AmericanCatholic.org
 
Skip Navigation Links
Home
Catholic News
Saints
Seasonal
Special Reports
Movies
Shopping
Donate
Share:
Facebook
Twitter
Google Plus
LinkedIn
Email
RSS Feeds

advertisement

Soul Sisters: A Story of Joy and Sorrow View Comments
By Colleen Connell Mitchell

AS A YOUNG Catholic wife, when I opened my heart to the Lord’s plan for our family life and the children God had in store for us, I immediately began to imagine the life that lay ahead. I imagined the announcements of pregnancies and the reactions of others.

I imagined my belly swollen with life as I grabbed the hands of active toddlers in parks and playgrounds. I imagined a table full of little ones, heads bowed as we prayed grace before meals.

I thought about all those little bodies bathed and dressed in printed pajamas, snuggled peacefully in bed for the night. I practiced responses to the shocked faces in the grocery store, and I prepared for the challenges those grocery trips would present.

As the Lord began to reveal his plan for our family, I prayed through each pregnancy, grateful for the opportunity to bear another little soul for God’s glory. I offered myself and this growing little one to him without reserve. Never once did I regret my decision to leave the plan for our family in the Lord’s hands through the wisdom of the Catholic Church.

As I became the mother to five little boys in 10 years, that plan played itself out pretty much the way I had imagined. My journey as the mother of a growing Catholic family had brought with it all the joys and challenges I had imagined, as well as many, many others. I grew in my faith more than I would have ever guessed. My marriage had been blessed, and my heart was overwhelmed at God’s generosity over and over again.
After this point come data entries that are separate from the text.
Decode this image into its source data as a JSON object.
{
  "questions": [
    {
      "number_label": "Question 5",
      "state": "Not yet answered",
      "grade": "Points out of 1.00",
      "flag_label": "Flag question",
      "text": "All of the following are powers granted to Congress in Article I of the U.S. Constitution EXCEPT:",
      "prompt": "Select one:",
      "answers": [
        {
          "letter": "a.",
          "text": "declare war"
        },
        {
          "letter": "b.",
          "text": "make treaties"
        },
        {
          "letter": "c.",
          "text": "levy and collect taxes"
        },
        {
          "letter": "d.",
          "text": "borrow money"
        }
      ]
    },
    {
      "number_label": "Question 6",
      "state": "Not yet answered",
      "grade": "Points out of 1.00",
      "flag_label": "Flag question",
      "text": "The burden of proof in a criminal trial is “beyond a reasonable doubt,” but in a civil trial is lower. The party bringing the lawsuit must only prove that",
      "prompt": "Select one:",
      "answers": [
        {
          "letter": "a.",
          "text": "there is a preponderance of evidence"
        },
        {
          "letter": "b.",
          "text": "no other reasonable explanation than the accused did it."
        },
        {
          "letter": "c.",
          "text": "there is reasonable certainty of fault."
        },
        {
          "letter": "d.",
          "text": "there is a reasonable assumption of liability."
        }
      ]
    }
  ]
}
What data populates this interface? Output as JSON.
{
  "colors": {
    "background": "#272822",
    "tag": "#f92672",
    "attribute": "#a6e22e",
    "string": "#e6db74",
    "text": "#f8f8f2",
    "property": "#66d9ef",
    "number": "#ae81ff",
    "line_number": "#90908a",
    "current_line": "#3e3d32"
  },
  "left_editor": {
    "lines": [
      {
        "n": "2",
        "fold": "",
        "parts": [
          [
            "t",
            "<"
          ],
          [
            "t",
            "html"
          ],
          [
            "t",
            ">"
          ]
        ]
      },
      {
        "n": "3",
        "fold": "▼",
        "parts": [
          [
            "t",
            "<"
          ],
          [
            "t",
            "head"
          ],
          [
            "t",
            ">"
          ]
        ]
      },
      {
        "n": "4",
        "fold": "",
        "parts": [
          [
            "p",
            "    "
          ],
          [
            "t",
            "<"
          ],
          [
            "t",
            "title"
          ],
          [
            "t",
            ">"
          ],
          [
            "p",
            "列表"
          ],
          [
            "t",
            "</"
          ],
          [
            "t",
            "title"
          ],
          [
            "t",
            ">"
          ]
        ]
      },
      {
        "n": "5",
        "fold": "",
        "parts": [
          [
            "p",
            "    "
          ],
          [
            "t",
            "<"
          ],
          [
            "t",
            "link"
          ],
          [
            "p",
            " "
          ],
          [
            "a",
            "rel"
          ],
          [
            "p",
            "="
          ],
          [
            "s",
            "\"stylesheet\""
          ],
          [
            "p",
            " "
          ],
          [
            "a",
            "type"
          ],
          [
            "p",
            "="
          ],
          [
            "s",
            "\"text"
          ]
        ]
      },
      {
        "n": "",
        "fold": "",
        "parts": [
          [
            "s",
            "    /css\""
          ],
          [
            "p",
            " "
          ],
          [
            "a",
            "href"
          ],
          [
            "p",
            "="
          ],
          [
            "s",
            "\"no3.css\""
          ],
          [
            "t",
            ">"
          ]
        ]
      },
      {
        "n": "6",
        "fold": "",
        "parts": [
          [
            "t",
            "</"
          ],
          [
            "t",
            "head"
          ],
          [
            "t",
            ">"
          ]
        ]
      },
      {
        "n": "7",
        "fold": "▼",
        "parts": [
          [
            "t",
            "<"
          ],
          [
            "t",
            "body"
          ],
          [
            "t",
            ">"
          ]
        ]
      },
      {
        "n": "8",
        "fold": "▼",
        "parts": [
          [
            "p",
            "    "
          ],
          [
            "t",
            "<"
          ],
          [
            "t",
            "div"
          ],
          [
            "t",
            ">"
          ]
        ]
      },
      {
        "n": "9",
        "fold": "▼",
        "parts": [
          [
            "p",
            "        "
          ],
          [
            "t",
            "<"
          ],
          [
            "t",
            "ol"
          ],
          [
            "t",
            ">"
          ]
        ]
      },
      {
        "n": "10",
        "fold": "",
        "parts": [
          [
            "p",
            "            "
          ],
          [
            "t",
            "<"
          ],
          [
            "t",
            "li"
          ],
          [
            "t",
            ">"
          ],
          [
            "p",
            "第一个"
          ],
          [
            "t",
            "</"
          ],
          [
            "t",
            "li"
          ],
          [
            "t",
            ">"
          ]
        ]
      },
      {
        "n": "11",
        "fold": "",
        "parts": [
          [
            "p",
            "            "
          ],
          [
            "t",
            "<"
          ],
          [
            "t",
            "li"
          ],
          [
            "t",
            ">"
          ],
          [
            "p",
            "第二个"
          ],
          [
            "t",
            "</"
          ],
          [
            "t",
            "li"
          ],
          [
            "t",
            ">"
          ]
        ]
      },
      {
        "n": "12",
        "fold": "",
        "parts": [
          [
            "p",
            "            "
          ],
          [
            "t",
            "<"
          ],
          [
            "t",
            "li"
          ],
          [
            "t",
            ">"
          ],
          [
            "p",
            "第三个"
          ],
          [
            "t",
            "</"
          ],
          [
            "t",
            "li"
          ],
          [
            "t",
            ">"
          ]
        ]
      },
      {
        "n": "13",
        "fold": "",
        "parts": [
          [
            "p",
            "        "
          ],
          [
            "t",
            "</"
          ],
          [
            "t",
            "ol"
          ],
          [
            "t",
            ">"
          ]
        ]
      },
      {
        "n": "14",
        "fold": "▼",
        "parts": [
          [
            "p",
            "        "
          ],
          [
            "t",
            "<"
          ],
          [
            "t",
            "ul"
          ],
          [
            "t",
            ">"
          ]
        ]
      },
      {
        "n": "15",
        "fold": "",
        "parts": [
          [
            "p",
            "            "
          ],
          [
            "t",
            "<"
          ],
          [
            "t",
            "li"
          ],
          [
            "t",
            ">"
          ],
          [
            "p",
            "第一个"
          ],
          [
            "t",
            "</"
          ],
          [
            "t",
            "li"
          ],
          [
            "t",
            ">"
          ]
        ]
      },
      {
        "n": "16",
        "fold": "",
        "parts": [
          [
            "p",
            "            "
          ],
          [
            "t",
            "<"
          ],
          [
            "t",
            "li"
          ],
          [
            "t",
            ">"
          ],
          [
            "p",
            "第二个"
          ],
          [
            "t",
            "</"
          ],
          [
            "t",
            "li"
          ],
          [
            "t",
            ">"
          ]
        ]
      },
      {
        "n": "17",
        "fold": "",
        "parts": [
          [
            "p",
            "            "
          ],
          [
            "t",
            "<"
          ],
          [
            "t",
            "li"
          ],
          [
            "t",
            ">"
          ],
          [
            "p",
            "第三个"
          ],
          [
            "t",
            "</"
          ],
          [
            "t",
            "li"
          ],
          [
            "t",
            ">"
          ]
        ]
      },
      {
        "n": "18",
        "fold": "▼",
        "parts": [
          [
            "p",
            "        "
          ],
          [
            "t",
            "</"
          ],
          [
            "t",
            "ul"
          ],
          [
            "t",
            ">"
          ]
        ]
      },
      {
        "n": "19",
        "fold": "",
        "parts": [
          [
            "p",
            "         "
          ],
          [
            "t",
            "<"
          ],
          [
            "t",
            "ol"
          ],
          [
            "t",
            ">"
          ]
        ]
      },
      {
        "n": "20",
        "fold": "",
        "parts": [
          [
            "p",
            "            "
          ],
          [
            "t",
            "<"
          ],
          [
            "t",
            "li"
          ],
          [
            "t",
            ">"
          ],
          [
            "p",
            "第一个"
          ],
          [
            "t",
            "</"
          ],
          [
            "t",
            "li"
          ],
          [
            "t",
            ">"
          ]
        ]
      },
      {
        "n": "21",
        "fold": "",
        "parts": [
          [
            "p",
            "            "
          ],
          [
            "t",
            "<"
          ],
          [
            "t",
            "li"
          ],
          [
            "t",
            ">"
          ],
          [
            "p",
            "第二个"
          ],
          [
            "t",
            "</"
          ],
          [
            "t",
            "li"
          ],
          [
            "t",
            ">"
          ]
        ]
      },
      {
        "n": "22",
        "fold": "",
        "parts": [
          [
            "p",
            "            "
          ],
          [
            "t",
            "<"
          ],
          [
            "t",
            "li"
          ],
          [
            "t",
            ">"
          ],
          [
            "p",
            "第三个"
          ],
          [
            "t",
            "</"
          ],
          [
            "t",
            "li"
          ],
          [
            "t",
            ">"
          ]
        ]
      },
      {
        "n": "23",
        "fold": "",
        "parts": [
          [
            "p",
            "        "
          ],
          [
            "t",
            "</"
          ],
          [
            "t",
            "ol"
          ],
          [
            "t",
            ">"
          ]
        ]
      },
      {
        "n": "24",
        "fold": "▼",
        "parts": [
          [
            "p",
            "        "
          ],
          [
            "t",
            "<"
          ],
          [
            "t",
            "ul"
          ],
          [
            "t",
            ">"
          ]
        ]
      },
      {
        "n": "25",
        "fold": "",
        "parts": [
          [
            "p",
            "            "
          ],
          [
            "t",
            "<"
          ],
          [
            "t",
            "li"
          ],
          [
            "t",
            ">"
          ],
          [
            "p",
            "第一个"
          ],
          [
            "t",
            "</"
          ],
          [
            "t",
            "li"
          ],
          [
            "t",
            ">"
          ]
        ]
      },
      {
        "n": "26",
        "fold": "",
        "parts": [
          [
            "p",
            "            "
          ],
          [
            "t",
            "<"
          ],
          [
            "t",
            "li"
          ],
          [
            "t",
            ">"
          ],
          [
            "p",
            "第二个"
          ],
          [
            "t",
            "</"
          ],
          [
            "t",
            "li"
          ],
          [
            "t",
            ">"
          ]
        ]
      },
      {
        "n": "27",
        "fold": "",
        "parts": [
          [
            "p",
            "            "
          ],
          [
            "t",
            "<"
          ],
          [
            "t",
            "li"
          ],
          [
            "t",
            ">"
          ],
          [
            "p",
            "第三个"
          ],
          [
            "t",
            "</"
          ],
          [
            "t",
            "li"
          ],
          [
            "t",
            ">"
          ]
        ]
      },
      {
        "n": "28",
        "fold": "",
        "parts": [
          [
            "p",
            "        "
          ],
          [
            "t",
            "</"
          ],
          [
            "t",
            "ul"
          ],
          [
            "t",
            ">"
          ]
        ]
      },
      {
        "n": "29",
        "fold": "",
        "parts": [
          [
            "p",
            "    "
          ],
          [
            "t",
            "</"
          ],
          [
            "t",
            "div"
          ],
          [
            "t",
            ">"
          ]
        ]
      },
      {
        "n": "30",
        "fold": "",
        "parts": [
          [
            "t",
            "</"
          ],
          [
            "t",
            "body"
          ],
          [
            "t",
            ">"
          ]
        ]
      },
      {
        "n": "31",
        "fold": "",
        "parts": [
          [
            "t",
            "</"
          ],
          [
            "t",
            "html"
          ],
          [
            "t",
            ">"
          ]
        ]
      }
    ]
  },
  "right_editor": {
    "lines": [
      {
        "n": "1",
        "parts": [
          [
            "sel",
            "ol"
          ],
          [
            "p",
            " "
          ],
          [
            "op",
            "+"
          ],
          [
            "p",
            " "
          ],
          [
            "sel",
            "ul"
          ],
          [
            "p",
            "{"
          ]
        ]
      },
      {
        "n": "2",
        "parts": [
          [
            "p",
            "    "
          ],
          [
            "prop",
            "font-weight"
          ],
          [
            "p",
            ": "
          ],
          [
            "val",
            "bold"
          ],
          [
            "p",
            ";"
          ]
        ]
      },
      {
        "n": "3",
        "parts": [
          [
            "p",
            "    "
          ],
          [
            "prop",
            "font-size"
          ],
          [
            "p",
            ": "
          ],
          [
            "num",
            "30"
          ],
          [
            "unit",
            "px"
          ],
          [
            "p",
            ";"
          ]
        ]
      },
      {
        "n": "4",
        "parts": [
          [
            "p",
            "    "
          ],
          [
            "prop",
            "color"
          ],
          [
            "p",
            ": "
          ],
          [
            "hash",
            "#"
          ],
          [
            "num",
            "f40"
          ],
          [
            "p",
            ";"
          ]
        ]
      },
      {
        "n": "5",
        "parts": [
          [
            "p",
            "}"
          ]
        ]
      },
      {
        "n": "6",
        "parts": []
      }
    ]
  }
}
When my husband, sons and I found ourselves expecting our sixth son 12 years into our marriage, I was full of joy. I was overwhelmed at God’s surprising and sweet plan for our family. He had written the script for this life I got to live every day, and it was a life that I loved.

In my dreams of our family life, the one thing I had never expected was sorrow. In all my prayers to offer little souls to God, one thing I had never considered was that God might ask me to give one back before I was ready.

1
2
3
4
5
6
7
8


Colleen Connell Mitchell is a freelance writer and the homeschooling mom of five sons. She lives and writes from southern Louisiana where she and her family minister in their local parish. It is her hope that, in sharing her story of loss and her faith journey through it, other Catholic mothers will be encouraged to trust in God’s loving plan for their family even in the most difficult of circumstances.

Thank you for your comments. Editors will review all posts before they are visible on the website.

blog comments powered by Disqus



David of Wales: David is the patron saint of Wales and perhaps the most famous of British saints. Ironically, we have little reliable information about him. 
<p>It is known that he became a priest, engaged in missionary work and founded many monasteries, including his principal abbey in southwestern Wales. Many stories and legends sprang up about David and his Welsh monks. Their austerity was extreme. They worked in silence without the help of animals to till the soil. Their food was limited to bread, vegetables and water. </p><p>In about the year 550, David attended a synod where his eloquence impressed his fellow monks to such a degree that he was elected primate of the region. The episcopal see was moved to Mynyw, where he had his monastery (now called St. David's). He ruled his diocese until he had reached a very old age. His last words to his monks and subjects were: "Be joyful, brothers and sisters. Keep your faith, and do the little things that you have seen and heard with me." </p><p>St. David is pictured standing on a mound with a dove on his shoulder. The legend is that once while he was preaching a dove descended to his shoulder and the earth rose to lift him high above the people so that he could be heard. Over 50 churches in South Wales were dedicated to him in pre-Reformation days.</p> American Catholic Blog When we recognize the wounded Jesus in ourselves, we are quite likely to go out of our hearts and minds to recognize Him in those around us. And, as we tend our own selves, we are moved to tend others as we can, whether through action or prayer. Our lives can truly echo the caring words and provide the caring touch of Christ.


 
CATHOLIC GREETINGS
Second Sunday in Lent
Lent invites us to open our hearts, minds and bodies to the grace of rebirth.

Thank You
Catholic Greetings offers an assortment of blank e-cards for various occasions.

Caregiver
The caregiver’s hands are the hands of Christ still at work in the world.

Lent
During Lent the whole Christian community follows Christ’s example of penance.

Happy Birthday
Take advantage of our selection of free and premium birthday e-cards, with and without verses.


Come find us at: Facebook | St. Anthony Messenger magazine Twitter | American Catholic YouTube | American Catholic


An AmericanCatholic.org Site from the Franciscans and Franciscan Media Copyright © 1996 - 2015